According to an article from Bloomberg Business Week, a total of nine states have passed laws requiring a photo ID to vote. Opponents of these laws argue that this requirement may disenfranchise many eligible voters, especially elderly, minority, and low-income citizens.
At the heart of this issue is Section 5 of the Voting Rights Act of 1965 (via the Legal Information Institute), enacted as a directive towards certain states where there was a history of “anti-minority election practices.” Section 5 required that these states seek approval from the Department of Justice or a federal court before making any changes to their voting laws. States seeking changes to their voting laws argue that this pre-clearance mandate is both costly and outdated. Many of the states caught up in this legislative battle are the “swing states” whose votes could be determinative in the November elections. In Pennsylvania, for example, preliminary data suggests that the new voter ID law could disenfranchise as much as 9% of the voting population.
Given the upcoming presidential election, state courts are trying to work with their colleagues in the legislatures by not undermining their law-making powers while balancing the rights of those voting populations.

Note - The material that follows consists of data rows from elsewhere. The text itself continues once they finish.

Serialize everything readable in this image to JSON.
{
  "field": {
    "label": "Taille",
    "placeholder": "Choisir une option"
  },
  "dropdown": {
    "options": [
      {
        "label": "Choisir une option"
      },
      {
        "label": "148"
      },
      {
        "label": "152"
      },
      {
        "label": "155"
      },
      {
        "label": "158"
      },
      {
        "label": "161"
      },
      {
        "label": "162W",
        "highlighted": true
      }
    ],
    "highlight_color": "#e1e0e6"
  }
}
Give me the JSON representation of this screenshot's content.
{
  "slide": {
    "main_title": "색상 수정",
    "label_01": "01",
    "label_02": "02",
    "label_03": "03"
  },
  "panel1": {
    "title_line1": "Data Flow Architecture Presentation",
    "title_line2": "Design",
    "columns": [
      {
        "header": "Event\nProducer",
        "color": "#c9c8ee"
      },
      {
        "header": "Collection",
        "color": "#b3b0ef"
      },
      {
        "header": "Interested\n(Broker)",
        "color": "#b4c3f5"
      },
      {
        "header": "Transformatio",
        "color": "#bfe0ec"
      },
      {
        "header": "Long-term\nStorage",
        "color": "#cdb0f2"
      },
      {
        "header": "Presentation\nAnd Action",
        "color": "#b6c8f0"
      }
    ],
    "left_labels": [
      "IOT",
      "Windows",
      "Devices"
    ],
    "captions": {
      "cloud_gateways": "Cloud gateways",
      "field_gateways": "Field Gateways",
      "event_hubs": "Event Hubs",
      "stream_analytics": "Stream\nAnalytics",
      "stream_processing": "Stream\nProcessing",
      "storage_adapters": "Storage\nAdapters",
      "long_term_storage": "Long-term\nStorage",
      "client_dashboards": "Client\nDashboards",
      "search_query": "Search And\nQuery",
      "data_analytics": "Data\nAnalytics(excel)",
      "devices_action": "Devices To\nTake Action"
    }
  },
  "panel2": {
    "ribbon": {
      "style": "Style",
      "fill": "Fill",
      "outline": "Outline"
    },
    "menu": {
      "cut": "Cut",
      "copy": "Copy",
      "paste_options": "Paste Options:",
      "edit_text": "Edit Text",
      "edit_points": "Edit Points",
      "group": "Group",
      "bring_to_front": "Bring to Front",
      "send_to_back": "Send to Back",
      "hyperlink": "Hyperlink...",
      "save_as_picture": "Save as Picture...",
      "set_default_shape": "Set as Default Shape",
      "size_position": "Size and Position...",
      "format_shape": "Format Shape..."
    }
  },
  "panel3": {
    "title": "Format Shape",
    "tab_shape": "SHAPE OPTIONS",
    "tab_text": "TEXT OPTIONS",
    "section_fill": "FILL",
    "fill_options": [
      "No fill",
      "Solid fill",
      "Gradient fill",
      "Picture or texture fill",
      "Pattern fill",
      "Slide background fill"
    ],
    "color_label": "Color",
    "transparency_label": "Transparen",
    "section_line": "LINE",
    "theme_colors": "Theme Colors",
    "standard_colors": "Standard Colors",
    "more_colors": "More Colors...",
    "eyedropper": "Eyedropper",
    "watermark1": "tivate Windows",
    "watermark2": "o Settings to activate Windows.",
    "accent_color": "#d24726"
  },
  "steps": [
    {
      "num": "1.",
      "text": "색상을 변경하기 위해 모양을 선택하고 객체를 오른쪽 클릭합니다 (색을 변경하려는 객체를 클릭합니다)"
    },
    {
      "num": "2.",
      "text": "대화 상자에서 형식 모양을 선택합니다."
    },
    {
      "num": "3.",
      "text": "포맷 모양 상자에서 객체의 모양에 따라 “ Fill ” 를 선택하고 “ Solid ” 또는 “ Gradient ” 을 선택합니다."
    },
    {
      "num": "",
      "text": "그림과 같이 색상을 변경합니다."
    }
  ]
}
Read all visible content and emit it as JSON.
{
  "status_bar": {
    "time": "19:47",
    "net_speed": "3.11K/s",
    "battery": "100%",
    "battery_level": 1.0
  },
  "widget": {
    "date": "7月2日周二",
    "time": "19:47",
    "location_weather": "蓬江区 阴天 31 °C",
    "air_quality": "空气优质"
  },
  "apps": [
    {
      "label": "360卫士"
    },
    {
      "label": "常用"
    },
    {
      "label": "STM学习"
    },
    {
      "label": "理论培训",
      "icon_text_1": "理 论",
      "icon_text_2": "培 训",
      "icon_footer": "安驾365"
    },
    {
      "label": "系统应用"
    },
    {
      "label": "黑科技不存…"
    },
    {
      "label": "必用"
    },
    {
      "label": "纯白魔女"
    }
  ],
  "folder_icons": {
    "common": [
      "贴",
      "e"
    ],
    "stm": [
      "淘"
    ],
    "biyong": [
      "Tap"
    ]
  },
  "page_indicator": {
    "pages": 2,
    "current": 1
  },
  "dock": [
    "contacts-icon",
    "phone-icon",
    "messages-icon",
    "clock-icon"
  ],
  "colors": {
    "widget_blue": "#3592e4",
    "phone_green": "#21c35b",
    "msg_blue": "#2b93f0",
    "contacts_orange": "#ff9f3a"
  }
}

Furthermore, it is unsurprising that the courts are split on the constitutionality of such laws.
In Pennsylvania, the new voter ID law requires voters to present a qualifying, current photo ID to cast a ballot. In the case of Applewhite v. Commonwealth of Pennsylvania, the case contesting the new law, Judge Robert Simpson of the Commonwealth Court did not grant the injunction sought by the challengers. Instead, the Commonwealth denied the injunction based on the “predictive” belief that Pennsylvania government officials would, with enough time before the general election, have a system in place whereby citizens would be able to obtain a qualifying ID.
On Tuesday, September 18, the Supreme Court of Pennsylvania vacated the Commonwealth Court’s judgment, skeptical of the government’s plan and ability to have such a system in place with adequate time to avoid disenfranchising some voters. The Per Curiam opinion remanded the case back to Judge Simpson, with a directive to evaluate the feasibility of implementing the plan for voters to obtain qualifying ID in concordance with Pennsylvania’s mandate of “liberal access” to obtaining such an ID.
Of the 7-judge panel, two justices voiced their dissent. Justice Debra McCloskey Todd’s opinion cites to the majority’s acknowledgment that the “law is not being implemented according to its terms” considering the short time until the election. Both dissenters agreed on the fact that the majority has, essentially, given the Commonwealth Court another opportunity to “predict” what government officials can do with respect to implementing the law in time for the election. Justice Seamus McCaffery emphasized that, given the facts, circumstances, and time frame, the majority should have taken bolder action in its decision.
With the general election less than 2 months away, those of us right across the river from Philadelphia–birthplace of the Bill of Rights–are on the edge of our seats waiting to hear what the Commonwealth Court will have to say.
More information about other states’ voter ID laws can be found from:
The National Conference of State Legislatures, and
The Electronic Privacy Information Center.
Written by CDS.